Upon arriving in Sudesia, Ruby learns that she is not a welcome addition to their society and is given a very short amount of time to prove herself amongst the Firebloods, to attempt to become a Master (after a series of life-threatening tests). Although I thought this sounded like something that could make a whole book, the tests are a relatively small part of the overall story and most of the novel deals with interpersonal relationships. Ruby seems a little immature and to spurn the devotion of Arcus. The love triangle (or should I say square?) that develops felt a little forced, and I couldn't really understand all the drama around it. The relationships seemed like more of after-thoughts than anything else, and I couldn't get into the dilemmas/dramas surrounding them. The very real threat of the Minax who was released and continues to torment the kingdom and Ruby takes a backseat to a lot of relationship drama, when I often felt it should be the other way around.

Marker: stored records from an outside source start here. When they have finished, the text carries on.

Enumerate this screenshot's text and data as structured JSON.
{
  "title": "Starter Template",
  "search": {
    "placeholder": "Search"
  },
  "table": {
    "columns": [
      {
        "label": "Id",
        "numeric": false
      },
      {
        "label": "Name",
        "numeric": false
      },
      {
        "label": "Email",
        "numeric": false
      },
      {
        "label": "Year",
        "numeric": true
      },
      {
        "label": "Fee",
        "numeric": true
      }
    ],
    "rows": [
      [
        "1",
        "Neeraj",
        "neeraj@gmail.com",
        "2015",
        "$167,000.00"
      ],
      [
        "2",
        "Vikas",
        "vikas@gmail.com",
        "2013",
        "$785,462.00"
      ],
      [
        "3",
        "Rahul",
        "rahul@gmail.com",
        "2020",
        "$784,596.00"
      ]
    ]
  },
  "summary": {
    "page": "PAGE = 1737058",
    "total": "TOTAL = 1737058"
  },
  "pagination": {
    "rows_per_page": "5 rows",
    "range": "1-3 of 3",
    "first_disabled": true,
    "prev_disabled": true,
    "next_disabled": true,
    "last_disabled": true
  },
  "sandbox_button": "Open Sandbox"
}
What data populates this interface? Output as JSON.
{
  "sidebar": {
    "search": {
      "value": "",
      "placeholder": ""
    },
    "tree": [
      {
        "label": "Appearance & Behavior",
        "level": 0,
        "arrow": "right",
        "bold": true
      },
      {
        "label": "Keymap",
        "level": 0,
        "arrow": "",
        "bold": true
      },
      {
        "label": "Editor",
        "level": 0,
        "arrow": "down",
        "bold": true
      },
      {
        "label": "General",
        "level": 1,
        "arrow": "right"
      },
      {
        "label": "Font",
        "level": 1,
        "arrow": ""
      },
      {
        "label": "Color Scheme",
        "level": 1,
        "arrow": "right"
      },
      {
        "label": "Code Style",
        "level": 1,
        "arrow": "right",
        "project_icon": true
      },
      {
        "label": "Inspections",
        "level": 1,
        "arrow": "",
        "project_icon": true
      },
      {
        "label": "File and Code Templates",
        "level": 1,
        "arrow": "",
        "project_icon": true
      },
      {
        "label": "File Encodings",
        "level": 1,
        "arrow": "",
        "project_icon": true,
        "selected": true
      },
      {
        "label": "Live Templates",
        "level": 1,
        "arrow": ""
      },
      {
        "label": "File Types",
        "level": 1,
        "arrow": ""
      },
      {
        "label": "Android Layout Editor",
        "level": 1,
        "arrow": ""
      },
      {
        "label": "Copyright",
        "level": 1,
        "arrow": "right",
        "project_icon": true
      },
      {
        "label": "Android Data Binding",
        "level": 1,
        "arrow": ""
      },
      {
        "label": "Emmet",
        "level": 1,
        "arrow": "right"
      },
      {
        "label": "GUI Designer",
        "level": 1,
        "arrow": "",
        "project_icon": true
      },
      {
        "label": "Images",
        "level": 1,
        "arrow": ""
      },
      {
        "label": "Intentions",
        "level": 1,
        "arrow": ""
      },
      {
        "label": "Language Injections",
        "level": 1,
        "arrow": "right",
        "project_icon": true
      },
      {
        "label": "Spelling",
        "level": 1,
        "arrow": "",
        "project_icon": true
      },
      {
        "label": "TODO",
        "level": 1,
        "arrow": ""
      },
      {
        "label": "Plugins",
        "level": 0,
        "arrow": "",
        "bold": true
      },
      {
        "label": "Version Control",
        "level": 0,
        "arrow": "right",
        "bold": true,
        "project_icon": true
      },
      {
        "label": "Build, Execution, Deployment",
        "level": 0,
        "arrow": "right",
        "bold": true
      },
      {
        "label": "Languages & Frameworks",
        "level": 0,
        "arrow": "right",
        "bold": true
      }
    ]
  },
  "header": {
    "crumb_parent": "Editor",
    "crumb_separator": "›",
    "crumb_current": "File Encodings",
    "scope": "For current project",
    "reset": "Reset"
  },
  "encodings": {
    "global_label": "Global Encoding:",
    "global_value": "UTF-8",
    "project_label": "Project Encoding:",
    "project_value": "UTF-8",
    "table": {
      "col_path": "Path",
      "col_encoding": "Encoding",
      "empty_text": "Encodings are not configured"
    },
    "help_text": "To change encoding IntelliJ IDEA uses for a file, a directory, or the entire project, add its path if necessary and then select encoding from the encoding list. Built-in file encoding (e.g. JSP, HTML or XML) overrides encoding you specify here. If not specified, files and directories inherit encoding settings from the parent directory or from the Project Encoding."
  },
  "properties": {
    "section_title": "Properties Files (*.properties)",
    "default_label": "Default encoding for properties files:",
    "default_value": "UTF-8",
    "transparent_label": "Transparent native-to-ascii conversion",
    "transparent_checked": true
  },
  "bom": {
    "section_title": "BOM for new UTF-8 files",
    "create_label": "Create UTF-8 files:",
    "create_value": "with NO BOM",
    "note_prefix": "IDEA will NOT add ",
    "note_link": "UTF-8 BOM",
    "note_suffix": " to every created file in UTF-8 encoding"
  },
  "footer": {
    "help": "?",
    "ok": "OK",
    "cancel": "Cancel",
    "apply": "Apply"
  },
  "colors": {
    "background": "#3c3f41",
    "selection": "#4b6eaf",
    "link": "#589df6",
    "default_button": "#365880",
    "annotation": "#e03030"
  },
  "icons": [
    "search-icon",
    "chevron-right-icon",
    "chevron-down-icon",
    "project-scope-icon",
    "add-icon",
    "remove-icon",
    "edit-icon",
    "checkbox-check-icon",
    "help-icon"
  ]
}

Overall, I still enjoyed it and would give it 3-3.5 stars, but it didn't spark the same passion I felt about the first book and seemed more like a rehashing/less personal growth in this one. I am still curious to see how this develops and would like to continue with the series- I'm hopeful that we'll see a lot more growth and focus on the storyline that pops up here and there (the battle with the Minax/threats to sanity that were hidden in the thrones). The last part of the book was again the most action-packed and interesting, while the first half seemed a bit slow. I'll be curious to see how the next one develops!
I really liked seeing the Fireblood kingdom and how different it was from the Frostblood one. There were many great additions in this sequel that made me like it even more than the first. Hopefully that trend keeps up and the third one is also amazing. I loved the introduction to Kai, his flirtation, his confidence, his backstory, his unwillingness to treat Ruby as fragile. He did need her just as much as she needed him and them training together and helping each other were great scenes. And there were many of them. I loved seeing the relationship between them, whatever it was turning into, develop.
Ruby was fierce in this book. In the first one, she had a lot of growth with regards to becoming stronger and trusting herself and her powers. In this one, it was more about her determination to fight and destroy to Minax, even if she still wasn’t convinced she was the prophesied Child of the Light. I loved seeing her learn to push her powers even more than in the first book and her learning more about the Firebloods.
I also loved the way the mythology has been worked into this series and continued to be important. It wasn’t just a quick explanation at the beginning of book one and then forgotten about, it was a huge part of the prophecy and was something that kept getting elaborated on through this sequel. I would definitely read a spin-off series of the Gods of this world. It’s going to be way too long until the next one comes out but at least we already have a title and cover!